Photo by Frazer Harrison/Getty Images

Back in 2013, legendary Japanese animator and director Hayao Miyazaki announced he would be retiring; making no more feature-length films in order to concentrate on smaller projects. Well, it turns out you can’t keep a good Oscar-winning artist down, and Miyazaki says he’s now coming out of retirement to make one last movie.

The film is the story of a "tiny, hairy caterpillar"

According to reports from Kotaku and the Anime News Network, the news was dropped into a Japanese TV special broadcast over the weekend. Appropriately enough, it was titled Hayao Miyazaki: The Man Who Is Not Done.
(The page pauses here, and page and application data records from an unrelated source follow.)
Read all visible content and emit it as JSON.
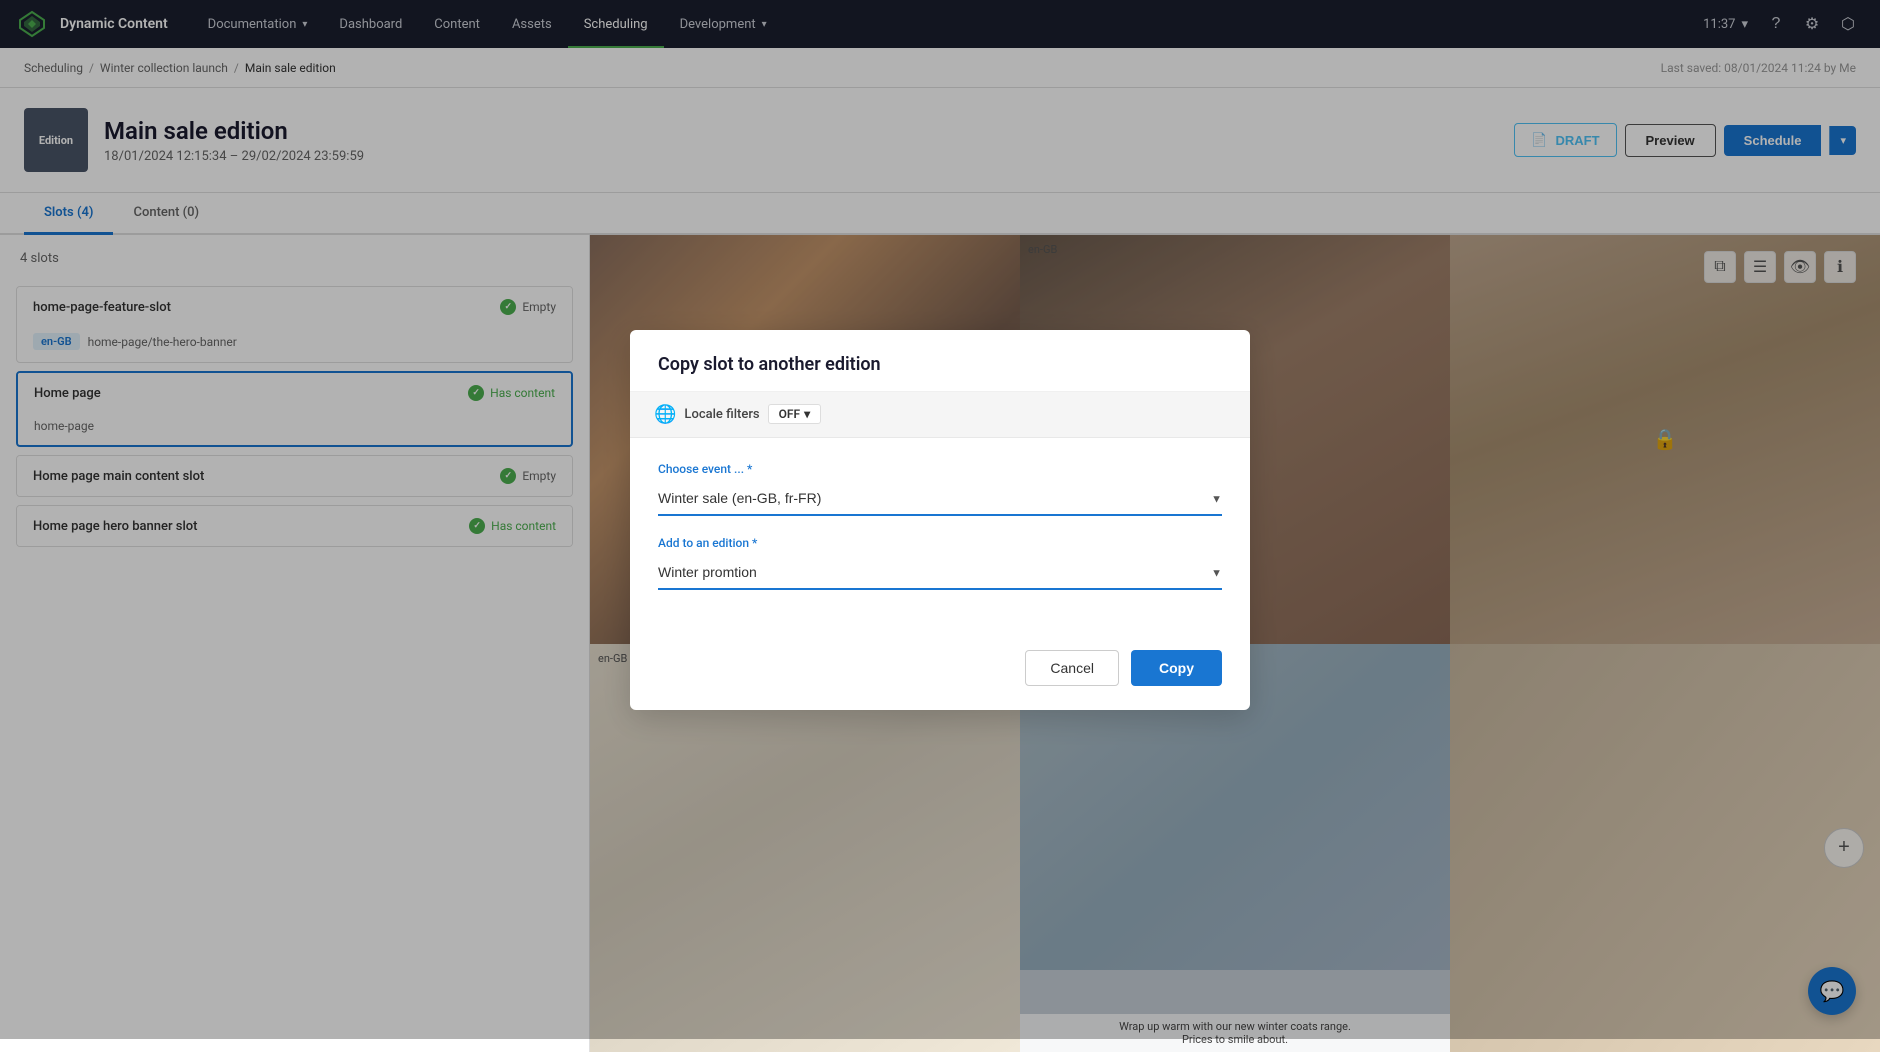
{
  "app": {
    "name": "Dynamic Content"
  },
  "nav": {
    "items": [
      {
        "label": "Documentation",
        "active": false,
        "has_dropdown": true
      },
      {
        "label": "Dashboard",
        "active": false,
        "has_dropdown": false
      },
      {
        "label": "Content",
        "active": false,
        "has_dropdown": false
      },
      {
        "label": "Assets",
        "active": false,
        "has_dropdown": false
      },
      {
        "label": "Scheduling",
        "active": true,
        "has_dropdown": false
      },
      {
        "label": "Development",
        "active": false,
        "has_dropdown": true
      }
    ],
    "time": "11:37",
    "last_saved": "Last saved: 08/01/2024 11:24 by Me"
  },
  "breadcrumb": {
    "items": [
      "Scheduling",
      "Winter collection launch",
      "Main sale edition"
    ]
  },
  "page": {
    "edition_badge": "Edition",
    "title": "Main sale edition",
    "dates": "18/01/2024 12:15:34 – 29/02/2024 23:59:59",
    "status": "DRAFT"
  },
  "buttons": {
    "preview": "Preview",
    "schedule": "Schedule",
    "draft_icon": "📄"
  },
  "tabs": {
    "slots": "Slots (4)",
    "content": "Content (0)"
  },
  "slots": {
    "count_label": "4 slots",
    "items": [
      {
        "name": "home-page-feature-slot",
        "status": "Empty",
        "locale": "en-GB",
        "path": "home-page/the-hero-banner",
        "has_content": false,
        "selected": false
      },
      {
        "name": "Home page",
        "status": "Has content",
        "locale": null,
        "path": "home-page",
        "has_content": true,
        "selected": true
      },
      {
        "name": "Home page main content slot",
        "status": "Empty",
        "locale": null,
        "path": null,
        "has_content": false,
        "selected": false
      },
      {
        "name": "Home page hero banner slot",
        "status": "Has content",
        "locale": null,
        "path": null,
        "has_content": true,
        "selected": false
      }
    ]
  },
  "right_panel": {
    "locale_labels": [
      "en-GB",
      "en-GB"
    ],
    "caption": "Wrap up warm with our new winter coats range.",
    "caption_sub": "Prices to smile about."
  },
  "modal": {
    "title": "Copy slot to another edition",
    "locale_filter_label": "Locale filters",
    "locale_filter_status": "OFF",
    "choose_event_label": "Choose event ... *",
    "choose_event_value": "Winter sale (en-GB, fr-FR)",
    "add_edition_label": "Add to an edition *",
    "add_edition_value": "Winter promtion",
    "cancel_label": "Cancel",
    "copy_label": "Copy"
  }
}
In it, Miyazaki revealed that he’d been dissatisfied with a recent 12-minute CG short film he’d been working on — Kemushi no Boro or Boro the Caterpillar — and instead wants to turn it into a full-length film. Although the special did not show Miyazaki getting a green light from studio bosses, he is seen starting work on animation for the project. We’ll have to wait for official confirmation, but, well, this is Miyazaki we're talking about — if he wants to make a film, presumably it’s going to get done.

Kemushi no Boro was originally being created for the Ghibli Museum, which opened in Tokyo in 2001 and showcases artifacts from Studio Ghibli, which Miyazaki co-founded. The studio’s many films include Castle in the Sky, My Neighbor Totoro, Spirited Away, and Howl's Moving Castle. We don’t know much about Kemushi no Boro, but Miyazaki has apparently been developing the story for some 20 years. During the special, Miyazaki said the film was the "story of a tiny, hairy caterpillar, so tiny that it may be easily squished between your fingers." He noted that he might be 80 years old by the time it's finished (he's 75 now), but with his ideal timetable, the film will be done before the 2020 Olympics in Tokyo.